### Source data:
---

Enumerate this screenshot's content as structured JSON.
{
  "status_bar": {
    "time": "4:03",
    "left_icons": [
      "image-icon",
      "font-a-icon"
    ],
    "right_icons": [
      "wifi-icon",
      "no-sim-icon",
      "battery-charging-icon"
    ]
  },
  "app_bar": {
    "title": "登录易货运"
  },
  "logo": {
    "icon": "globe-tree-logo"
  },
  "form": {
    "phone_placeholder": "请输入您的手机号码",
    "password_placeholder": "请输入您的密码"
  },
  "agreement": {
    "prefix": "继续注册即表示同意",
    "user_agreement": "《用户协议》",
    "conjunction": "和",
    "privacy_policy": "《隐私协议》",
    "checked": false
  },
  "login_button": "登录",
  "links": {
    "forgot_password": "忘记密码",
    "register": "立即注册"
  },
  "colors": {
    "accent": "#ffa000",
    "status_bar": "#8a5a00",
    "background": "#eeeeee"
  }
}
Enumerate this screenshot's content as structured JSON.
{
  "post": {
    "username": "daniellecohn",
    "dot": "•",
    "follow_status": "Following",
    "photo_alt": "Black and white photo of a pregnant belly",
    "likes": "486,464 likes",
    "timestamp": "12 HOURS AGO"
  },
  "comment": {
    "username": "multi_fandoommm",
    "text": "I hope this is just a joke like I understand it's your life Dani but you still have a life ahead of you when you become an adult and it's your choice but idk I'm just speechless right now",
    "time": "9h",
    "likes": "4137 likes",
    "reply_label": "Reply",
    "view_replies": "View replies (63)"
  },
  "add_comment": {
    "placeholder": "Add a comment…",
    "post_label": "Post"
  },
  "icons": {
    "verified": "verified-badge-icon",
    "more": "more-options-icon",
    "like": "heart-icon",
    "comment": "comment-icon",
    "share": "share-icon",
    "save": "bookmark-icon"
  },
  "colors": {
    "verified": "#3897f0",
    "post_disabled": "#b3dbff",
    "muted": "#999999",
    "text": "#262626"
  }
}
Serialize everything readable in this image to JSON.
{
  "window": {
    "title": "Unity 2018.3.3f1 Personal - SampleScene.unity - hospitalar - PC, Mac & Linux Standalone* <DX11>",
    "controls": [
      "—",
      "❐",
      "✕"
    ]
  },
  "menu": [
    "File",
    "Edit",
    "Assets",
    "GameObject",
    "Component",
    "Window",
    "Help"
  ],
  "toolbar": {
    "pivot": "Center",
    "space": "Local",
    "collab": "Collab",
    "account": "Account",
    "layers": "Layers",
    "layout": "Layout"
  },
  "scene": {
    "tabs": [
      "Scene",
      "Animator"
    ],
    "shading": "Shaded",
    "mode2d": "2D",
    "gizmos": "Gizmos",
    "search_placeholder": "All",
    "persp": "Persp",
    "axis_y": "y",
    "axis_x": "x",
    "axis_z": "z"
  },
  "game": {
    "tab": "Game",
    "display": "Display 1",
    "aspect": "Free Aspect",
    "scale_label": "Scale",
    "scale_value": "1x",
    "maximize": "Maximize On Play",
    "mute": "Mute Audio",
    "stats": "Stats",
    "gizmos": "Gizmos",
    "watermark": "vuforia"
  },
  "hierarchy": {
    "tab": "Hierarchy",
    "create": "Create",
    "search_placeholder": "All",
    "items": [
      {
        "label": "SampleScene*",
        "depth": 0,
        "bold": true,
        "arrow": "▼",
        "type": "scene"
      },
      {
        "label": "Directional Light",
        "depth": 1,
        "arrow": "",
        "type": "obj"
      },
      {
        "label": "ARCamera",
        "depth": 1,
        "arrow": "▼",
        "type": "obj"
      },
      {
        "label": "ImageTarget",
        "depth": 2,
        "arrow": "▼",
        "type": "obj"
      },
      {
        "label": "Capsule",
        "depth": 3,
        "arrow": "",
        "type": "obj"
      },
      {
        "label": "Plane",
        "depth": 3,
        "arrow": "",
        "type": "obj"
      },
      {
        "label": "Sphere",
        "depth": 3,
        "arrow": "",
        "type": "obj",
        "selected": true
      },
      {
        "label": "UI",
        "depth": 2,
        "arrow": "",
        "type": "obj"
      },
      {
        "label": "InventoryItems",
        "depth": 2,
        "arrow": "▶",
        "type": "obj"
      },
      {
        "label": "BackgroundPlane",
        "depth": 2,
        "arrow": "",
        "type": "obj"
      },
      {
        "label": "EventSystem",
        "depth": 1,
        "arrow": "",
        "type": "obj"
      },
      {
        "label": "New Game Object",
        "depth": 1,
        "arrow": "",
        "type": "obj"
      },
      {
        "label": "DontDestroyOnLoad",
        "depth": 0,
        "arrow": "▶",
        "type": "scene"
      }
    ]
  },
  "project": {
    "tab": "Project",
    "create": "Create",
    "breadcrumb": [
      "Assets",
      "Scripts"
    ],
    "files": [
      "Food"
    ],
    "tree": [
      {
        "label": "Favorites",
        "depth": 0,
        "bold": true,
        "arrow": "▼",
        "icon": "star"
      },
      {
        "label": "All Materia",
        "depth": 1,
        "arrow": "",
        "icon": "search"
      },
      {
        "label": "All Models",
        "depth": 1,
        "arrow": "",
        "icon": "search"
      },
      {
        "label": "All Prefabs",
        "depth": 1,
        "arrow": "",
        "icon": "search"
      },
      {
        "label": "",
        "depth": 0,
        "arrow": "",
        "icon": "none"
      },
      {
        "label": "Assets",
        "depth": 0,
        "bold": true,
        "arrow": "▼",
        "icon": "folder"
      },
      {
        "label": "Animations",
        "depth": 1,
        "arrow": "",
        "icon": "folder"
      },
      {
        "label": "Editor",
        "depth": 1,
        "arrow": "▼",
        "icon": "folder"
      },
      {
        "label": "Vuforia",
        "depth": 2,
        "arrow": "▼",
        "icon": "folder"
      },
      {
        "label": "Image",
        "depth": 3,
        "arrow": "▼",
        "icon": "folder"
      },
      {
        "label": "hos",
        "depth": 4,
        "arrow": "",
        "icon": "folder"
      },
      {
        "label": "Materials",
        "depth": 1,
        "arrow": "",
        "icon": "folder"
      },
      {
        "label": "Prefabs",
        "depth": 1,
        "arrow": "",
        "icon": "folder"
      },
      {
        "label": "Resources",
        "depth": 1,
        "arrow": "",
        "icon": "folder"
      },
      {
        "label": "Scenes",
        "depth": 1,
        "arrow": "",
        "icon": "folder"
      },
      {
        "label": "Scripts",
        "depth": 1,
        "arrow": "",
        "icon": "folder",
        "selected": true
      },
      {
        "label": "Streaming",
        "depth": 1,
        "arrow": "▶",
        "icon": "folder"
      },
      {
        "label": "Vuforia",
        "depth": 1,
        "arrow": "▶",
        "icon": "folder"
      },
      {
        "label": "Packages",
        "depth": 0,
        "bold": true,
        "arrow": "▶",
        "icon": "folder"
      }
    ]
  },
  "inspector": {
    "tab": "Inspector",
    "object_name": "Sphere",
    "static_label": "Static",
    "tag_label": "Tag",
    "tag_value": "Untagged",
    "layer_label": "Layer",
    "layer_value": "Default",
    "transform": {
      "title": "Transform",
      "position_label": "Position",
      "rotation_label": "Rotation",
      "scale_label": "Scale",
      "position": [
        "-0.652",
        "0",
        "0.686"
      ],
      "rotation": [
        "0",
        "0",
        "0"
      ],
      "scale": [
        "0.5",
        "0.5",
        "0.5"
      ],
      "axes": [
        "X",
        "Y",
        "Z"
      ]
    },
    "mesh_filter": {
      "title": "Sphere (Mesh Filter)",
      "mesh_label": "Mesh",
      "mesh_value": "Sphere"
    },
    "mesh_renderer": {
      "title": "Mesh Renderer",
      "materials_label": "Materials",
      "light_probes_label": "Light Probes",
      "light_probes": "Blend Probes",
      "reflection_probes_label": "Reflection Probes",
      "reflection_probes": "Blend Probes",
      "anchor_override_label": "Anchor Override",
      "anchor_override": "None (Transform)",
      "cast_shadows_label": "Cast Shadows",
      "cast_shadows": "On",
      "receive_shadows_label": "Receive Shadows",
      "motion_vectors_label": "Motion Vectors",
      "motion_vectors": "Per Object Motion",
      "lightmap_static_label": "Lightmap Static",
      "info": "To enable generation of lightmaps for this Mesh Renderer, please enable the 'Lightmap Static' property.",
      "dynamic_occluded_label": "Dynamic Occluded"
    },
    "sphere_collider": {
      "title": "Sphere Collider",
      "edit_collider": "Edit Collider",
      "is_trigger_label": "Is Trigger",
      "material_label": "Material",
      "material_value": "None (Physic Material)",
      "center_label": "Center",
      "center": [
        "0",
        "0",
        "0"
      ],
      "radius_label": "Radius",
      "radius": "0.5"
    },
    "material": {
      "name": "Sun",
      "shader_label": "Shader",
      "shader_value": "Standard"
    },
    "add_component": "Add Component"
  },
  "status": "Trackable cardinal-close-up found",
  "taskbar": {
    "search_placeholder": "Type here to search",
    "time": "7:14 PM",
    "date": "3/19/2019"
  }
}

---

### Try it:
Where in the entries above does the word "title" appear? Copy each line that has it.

### Answer:
    "title": "登录易货运"
    "title": "Unity 2018.3.3f1 Personal - SampleScene.unity - hospitalar - PC, Mac & Linux Standalone* <DX11>",
      "title": "Transform",
      "title": "Sphere (Mesh Filter)",
      "title": "Mesh Renderer",
      "title": "Sphere Collider",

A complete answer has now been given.